Again, the weakest link in your life-sustaining dialysis is not the machine but your access. Access protection HAS to be a paramount priority. I try to live and deliver that priority."

Thanks Dori, that WAS the one.

This post originally appeared in the more ‘modern’ Facebook version of the HDC Message Boards, and there are a couple of references within it to ‘Ian’ and Peter’ who had posted prior comments, to which I was responding. These, and a couple of unfixable typos aside (I can’t re-edit the answer I gave (above) that Dori has very kindly copied in for you) - and the post still stands, as I think it should.

In essence, the NxStage is a nice machine. It does offer portability - though that portability is still not simple and easy for many - and it is undeniable that the NxStage ans its (now three) delivery systems has transformed home care in the US.

But, any machine can do home dialysis.

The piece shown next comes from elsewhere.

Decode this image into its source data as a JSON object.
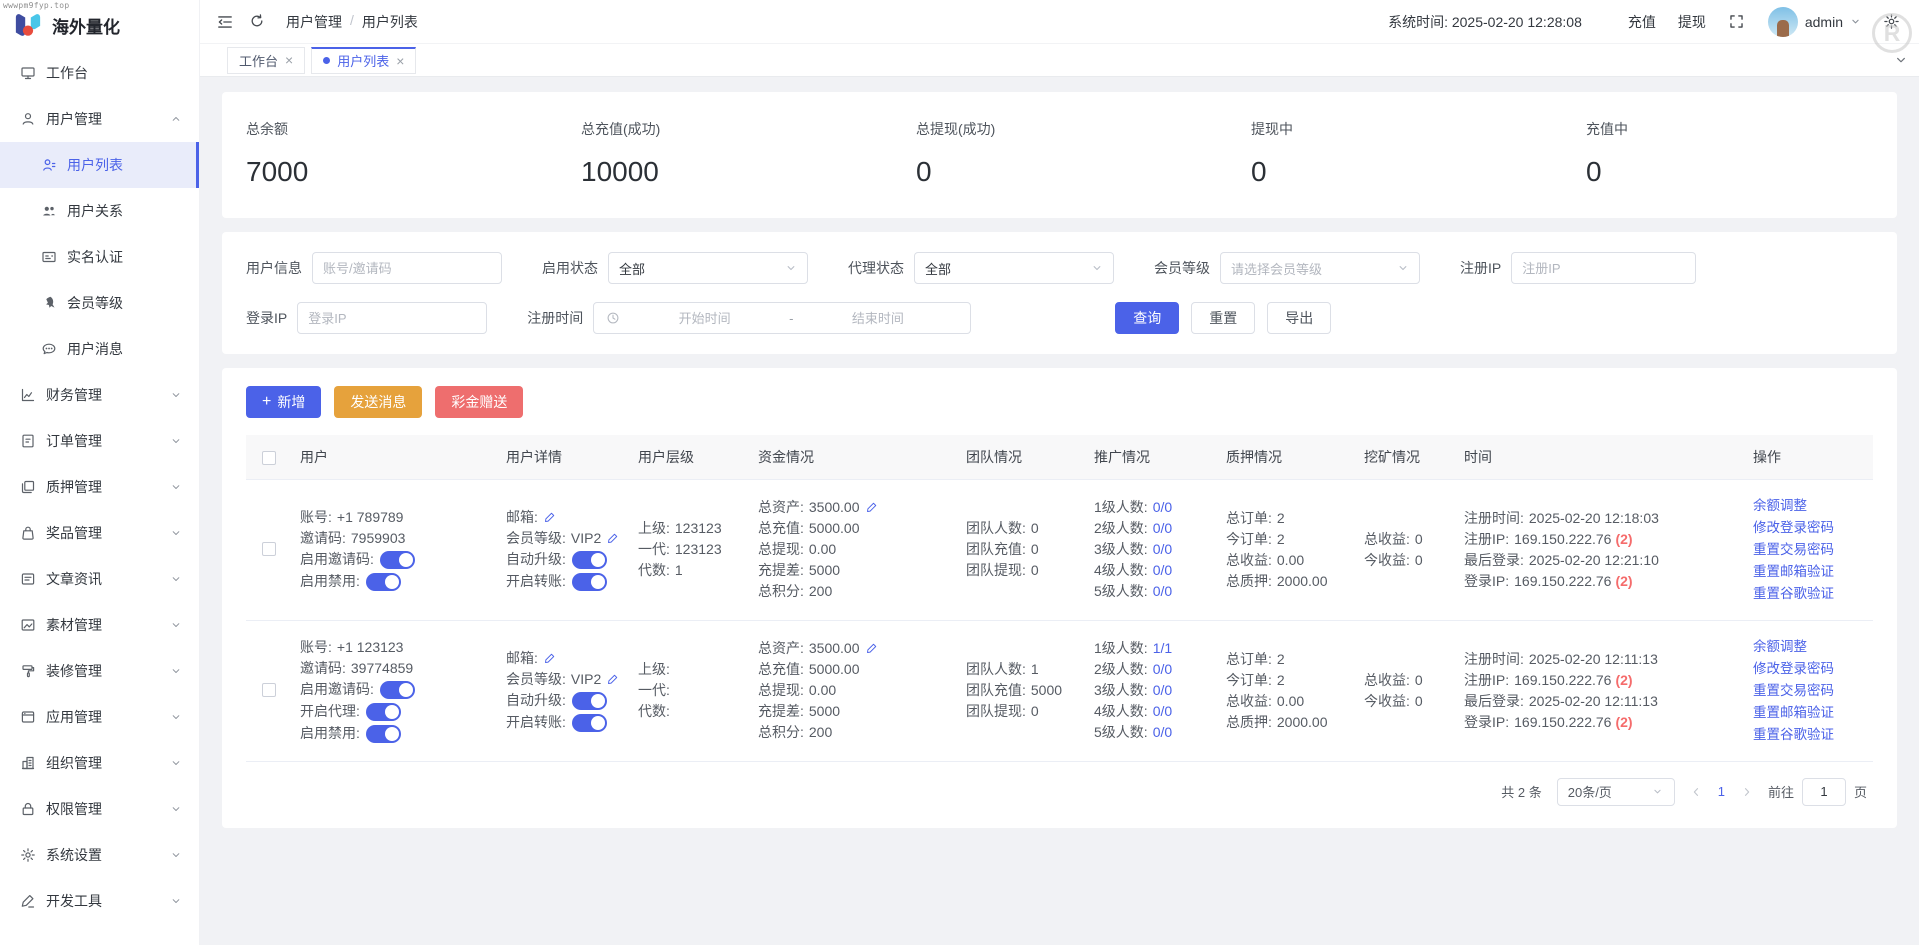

Any. Home care is not machine-specific (as you, in India, and we, in ANZ, well know). However, as a result of a great little machine and some very smart and largely unopposed marketting, many in the US seem to almost equate home dialysis with one single machine option - the NxStage - and, to be fair, this is not the case. There are sacrifices … especially to optimum middle molecular clearance and also, potentially, to fistula integrity … that I believe that a person who uses the NxStage must accept as the ‘down-sides’ of its use. To be equally fair, there are just as key a set of down-sides to the use of single pass systems like the Gambro or Fresenius systems - lack of mobility/portability and, as you rightly point out, the difficulty of holidays … and to some users, these deficits may well outweigh the NxStage deficiencies.

Fair enough, I say, fair enough. But, no system delivers all optimums. Not one. What you gain from some, you lose with others. That’s my point. My whole point. Know what you gain - yes - but also understand what you might lose … then make your decision about what is important to you.

Here in Australia, broadly - but not exclusively - most services have chosen to stay as we are and have been … for the main part, for the reasons I have given. But, I believe, we would also be very unwise to exclude the NxStage here, as some may make the choice for mobility (like Trevor and Maz … the original ‘posters’ of the thread at the Facebook site I commented on … who were Australian, and who were strongly supporting the mobility aspect of their NxStage system).

I think all systems have their place, have their strengths, and have their weaknesses, and all should be ‘available’, I simple seek to ensure that all home patients understand - and should be educated to understand - that no one machine does it all.

If mobility is your absolute ‘key’ requirement … fine. But, understand what you may lose.

If optimum dialysis and fistula longevity is your absolute ‘key’ must-have … also, fine. But, understand what you may lose.

Sadly, at least at the moment, I fear no system caters yet for the extremes on both sides of the coin.

While we ought, as providers of your care and as a profession, should be in a position to offer all choices, we, too, are entitled to have opinions, biases, and beliefs. And, these opinions, biases and beliefs should and do carry weight with, and influence the direction that home care has taken in different parts of this weird and variable world we live in.

It is the interface between all these sometimes competing variables that we must manage and negotiate, as best we can, till even greater choices unfold, choices that will hopefully solve some of the current apparent impasses that like me prattle on about.

Thanks Dori for finding that and posting it!

I agree with you Dr. Agar that each patient must make an informed choice keeping in mind the advantages and disadvantages of each option.

How nice it would be if we could use the traditional machines for the most part when we’re dialysing at home and our clinics had a few NxStage machines available whenever anyone wanted to travel!